**Work required:** Every word of every entry must be retyped exactly.

--- Data extract ---

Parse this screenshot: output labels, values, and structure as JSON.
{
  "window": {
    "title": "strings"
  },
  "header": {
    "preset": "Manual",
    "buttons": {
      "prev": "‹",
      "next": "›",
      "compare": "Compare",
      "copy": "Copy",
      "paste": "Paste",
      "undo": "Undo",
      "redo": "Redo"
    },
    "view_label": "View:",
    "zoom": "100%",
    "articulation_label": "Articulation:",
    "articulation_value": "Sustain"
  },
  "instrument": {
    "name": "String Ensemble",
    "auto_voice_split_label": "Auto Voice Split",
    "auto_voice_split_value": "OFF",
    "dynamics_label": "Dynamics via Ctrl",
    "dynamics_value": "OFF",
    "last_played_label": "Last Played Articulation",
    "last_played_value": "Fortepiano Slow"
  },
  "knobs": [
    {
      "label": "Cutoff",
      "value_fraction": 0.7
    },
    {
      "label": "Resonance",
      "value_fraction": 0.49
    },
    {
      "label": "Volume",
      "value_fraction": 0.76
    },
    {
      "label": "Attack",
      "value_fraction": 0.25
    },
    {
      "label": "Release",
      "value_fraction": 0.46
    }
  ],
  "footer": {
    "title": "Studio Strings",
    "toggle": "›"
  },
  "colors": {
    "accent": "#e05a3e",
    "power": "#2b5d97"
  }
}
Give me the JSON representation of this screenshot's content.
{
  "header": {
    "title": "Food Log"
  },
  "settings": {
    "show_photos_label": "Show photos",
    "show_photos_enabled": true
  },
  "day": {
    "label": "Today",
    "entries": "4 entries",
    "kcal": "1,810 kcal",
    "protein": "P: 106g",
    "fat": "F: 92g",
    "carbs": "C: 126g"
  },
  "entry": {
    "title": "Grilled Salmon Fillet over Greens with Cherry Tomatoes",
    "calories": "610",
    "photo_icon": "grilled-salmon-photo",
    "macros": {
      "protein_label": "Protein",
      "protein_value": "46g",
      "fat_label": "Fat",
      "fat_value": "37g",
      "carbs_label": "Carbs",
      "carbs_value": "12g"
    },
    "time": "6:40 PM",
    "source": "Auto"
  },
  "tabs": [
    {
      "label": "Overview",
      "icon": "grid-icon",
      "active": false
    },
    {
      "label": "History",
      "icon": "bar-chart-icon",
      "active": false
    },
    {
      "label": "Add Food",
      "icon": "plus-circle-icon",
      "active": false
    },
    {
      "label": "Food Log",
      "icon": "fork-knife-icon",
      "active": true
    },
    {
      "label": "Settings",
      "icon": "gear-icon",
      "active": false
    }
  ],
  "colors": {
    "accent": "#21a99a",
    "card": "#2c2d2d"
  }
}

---

**Written answer:**
Parse this screenshot: output labels, values, and structure as JSON.
{
  "window": {
    "title": "strings"
  },
  "header": {
    "preset": "Manual",
    "buttons": {
      "prev": "‹",
      "next": "›",
      "compare": "Compare",
      "copy": "Copy",
      "paste": "Paste",
      "undo": "Undo",
      "redo": "Redo"
    },
    "view_label": "View:",
    "zoom": "100%",
    "articulation_label": "Articulation:",
    "articulation_value": "Sustain"
  },
  "instrument": {
    "name": "String Ensemble",
    "auto_voice_split_label": "Auto Voice Split",
    "auto_voice_split_value": "OFF",
    "dynamics_label": "Dynamics via Ctrl",
    "dynamics_value": "OFF",
    "last_played_label": "Last Played Articulation",
    "last_played_value": "Fortepiano Slow"
  },
  "knobs": [
    {
      "label": "Cutoff",
      "value_fraction": 0.7
    },
    {
      "label": "Resonance",
      "value_fraction": 0.49
    },
    {
      "label": "Volume",
      "value_fraction": 0.76
    },
    {
      "label": "Attack",
      "value_fraction": 0.25
    },
    {
      "label": "Release",
      "value_fraction": 0.46
    }
  ],
  "footer": {
    "title": "Studio Strings",
    "toggle": "›"
  },
  "colors": {
    "accent": "#e05a3e",
    "power": "#2b5d97"
  }
}
Give me the JSON representation of this screenshot's content.
{
  "header": {
    "title": "Food Log"
  },
  "settings": {
    "show_photos_label": "Show photos",
    "show_photos_enabled": true
  },
  "day": {
    "label": "Today",
    "entries": "4 entries",
    "kcal": "1,810 kcal",
    "protein": "P: 106g",
    "fat": "F: 92g",
    "carbs": "C: 126g"
  },
  "entry": {
    "title": "Grilled Salmon Fillet over Greens with Cherry Tomatoes",
    "calories": "610",
    "photo_icon": "grilled-salmon-photo",
    "macros": {
      "protein_label": "Protein",
      "protein_value": "46g",
      "fat_label": "Fat",
      "fat_value": "37g",
      "carbs_label": "Carbs",
      "carbs_value": "12g"
    },
    "time": "6:40 PM",
    "source": "Auto"
  },
  "tabs": [
    {
      "label": "Overview",
      "icon": "grid-icon",
      "active": false
    },
    {
      "label": "History",
      "icon": "bar-chart-icon",
      "active": false
    },
    {
      "label": "Add Food",
      "icon": "plus-circle-icon",
      "active": false
    },
    {
      "label": "Food Log",
      "icon": "fork-knife-icon",
      "active": true
    },
    {
      "label": "Settings",
      "icon": "gear-icon",
      "active": false
    }
  ],
  "colors": {
    "accent": "#21a99a",
    "card": "#2c2d2d"
  }
}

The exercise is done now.